Conspiracy theorist David Meade has claimed that the eclipse taking place later this month will signal the end of the world. The author of such classics as Rapture 2015 and Planet X and Hitler's Escape to Argentina says Planet X will collide with Earth shortly after the solar eclipse, moving his previous prediction forward from October.
Conspiracy theorists have long believed in the existence of the planet "Nibiru", or "Planet X", which supposedly lurks at the edges of our Solar System and will wipe out humanity in its entirety when it eventually collides with Earth.
Nibiru was first proposed in 1995 by Nancy Lieder, who started conspiracy theory website Zetatalk, where she describes how she has a brain implant that allows her to talk to aliens. According to Lieder the planet would collide with Earth in 2003 and wipe out humanity, which obviously didn't happen.
Next Nibiru was linked to the supposed Mayan prophecy the world would end on Dec 21, 2012 (a prophecy that itself never existed). Again, nothing happened.
But now David Meade thinks he's got the real date this time: September 23, 2017. Everybody clear your calendars.
David told the Daily Star that the eclipse taking place this month is a "major harbinger" of the coming apocalypse.
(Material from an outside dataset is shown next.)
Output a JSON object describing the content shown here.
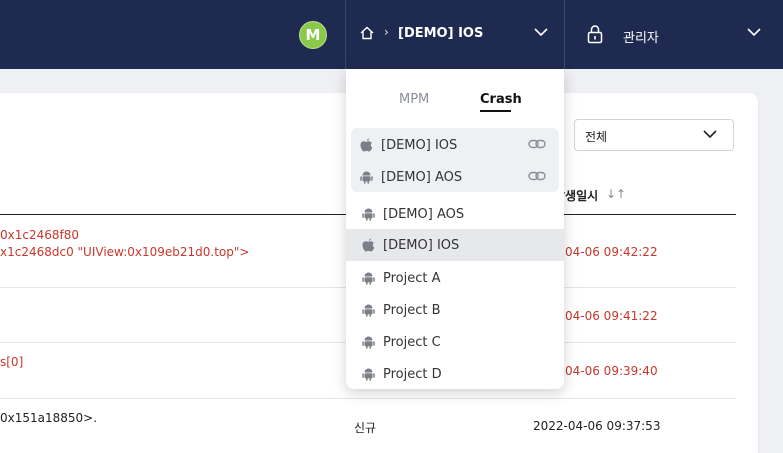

He bases this on the Book of Isaiah in the Old Testament of the Bible, which includes passages that talk of sinners being destroyed, such as:
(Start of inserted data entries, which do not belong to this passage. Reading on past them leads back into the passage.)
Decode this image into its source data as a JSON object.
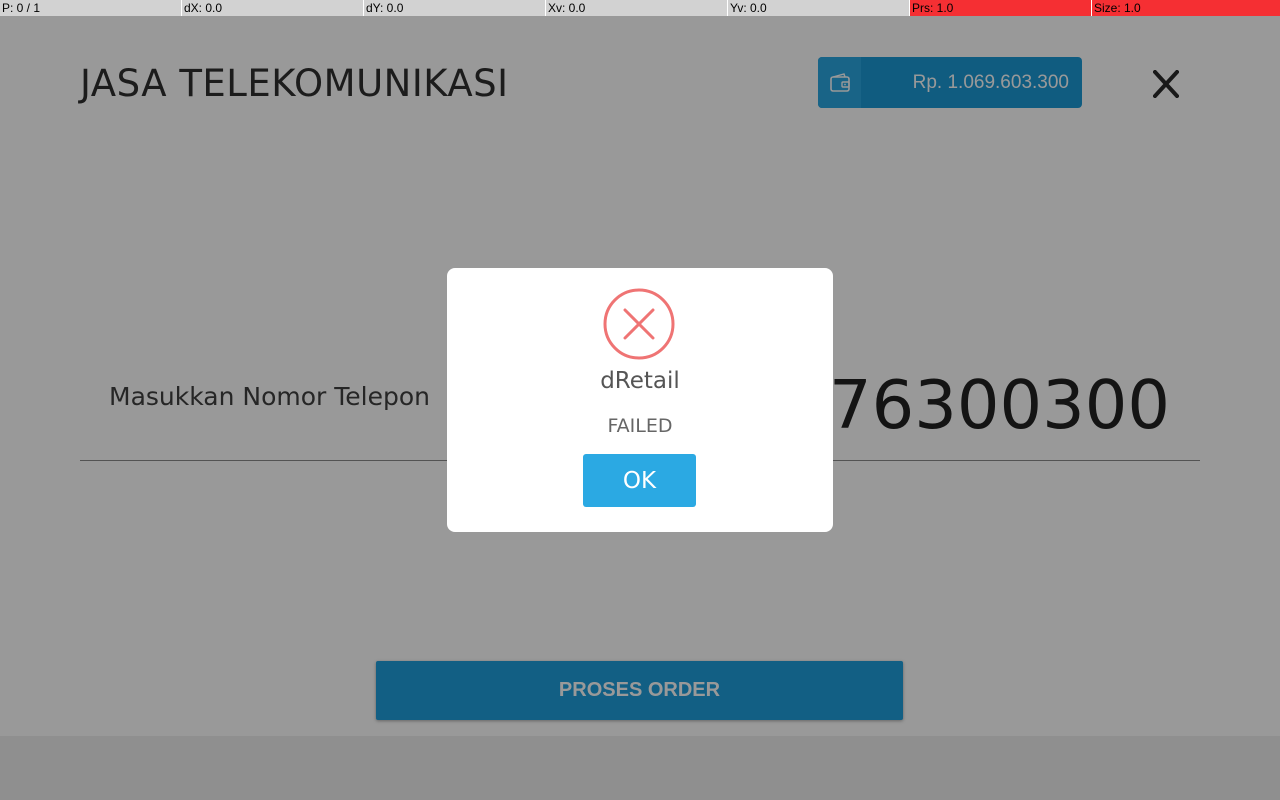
{
  "debug_bar": {
    "pointer": "P: 0 / 1",
    "dx": "dX: 0.0",
    "dy": "dY: 0.0",
    "xv": "Xv: 0.0",
    "yv": "Yv: 0.0",
    "prs": "Prs: 1.0",
    "size": "Size: 1.0",
    "alert_color": "#f52f33"
  },
  "header": {
    "title": "JASA TELEKOMUNIKASI",
    "wallet_icon": "wallet-icon",
    "balance": "Rp. 1.069.603.300",
    "close_icon": "close-icon"
  },
  "form": {
    "phone_label": "Masukkan Nomor Telepon",
    "phone_value": "081276300300"
  },
  "actions": {
    "proses_label": "PROSES ORDER"
  },
  "dialog": {
    "icon": "error-x-icon",
    "title": "dRetail",
    "message": "FAILED",
    "ok_label": "OK",
    "icon_color": "#ef7474"
  },
  "colors": {
    "accent": "#1f9fdd",
    "wallet_bg": "#1c9ad6",
    "dialog_button": "#2ba9e3"
  }
}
"See, the Day of the Lord is coming – a cruel day, with wrath and fierce anger – to make the land desolate and destroy the sinners within it," and "The rising sun will be darkened and the moon will not give its light."
In his latest book, Planet X – The 2017 Arrival, he claims that the planet will be driven towards Earth by gravity from a star "twinned" with the Sun. Based on the alignment of stars, he now thinks it'll happen 33 days after we first see the planet on the day of the solar eclipse, August 21.
So will Planet X really hit us? No. Does it exist? Also, no.
There is plenty of evidence out there for Planet Nine and other objects within our Solar System, but none of them do the things that Nibiru conspiracy theorists describe, such as affecting the Earth's climate, and none are on a collision course with Earth.
"Nibiru and other stories about wayward planets are an Internet hoax. There is no factual basis for these claims," NASA explained patiently when the hoax last surfaced in 2012. "If Nibiru or Planet X were real and headed for an encounter with the Earth, astronomers would have been tracking it for at least the past decade, and it would be visible by now to the naked eye."
"Obviously, it does not exist."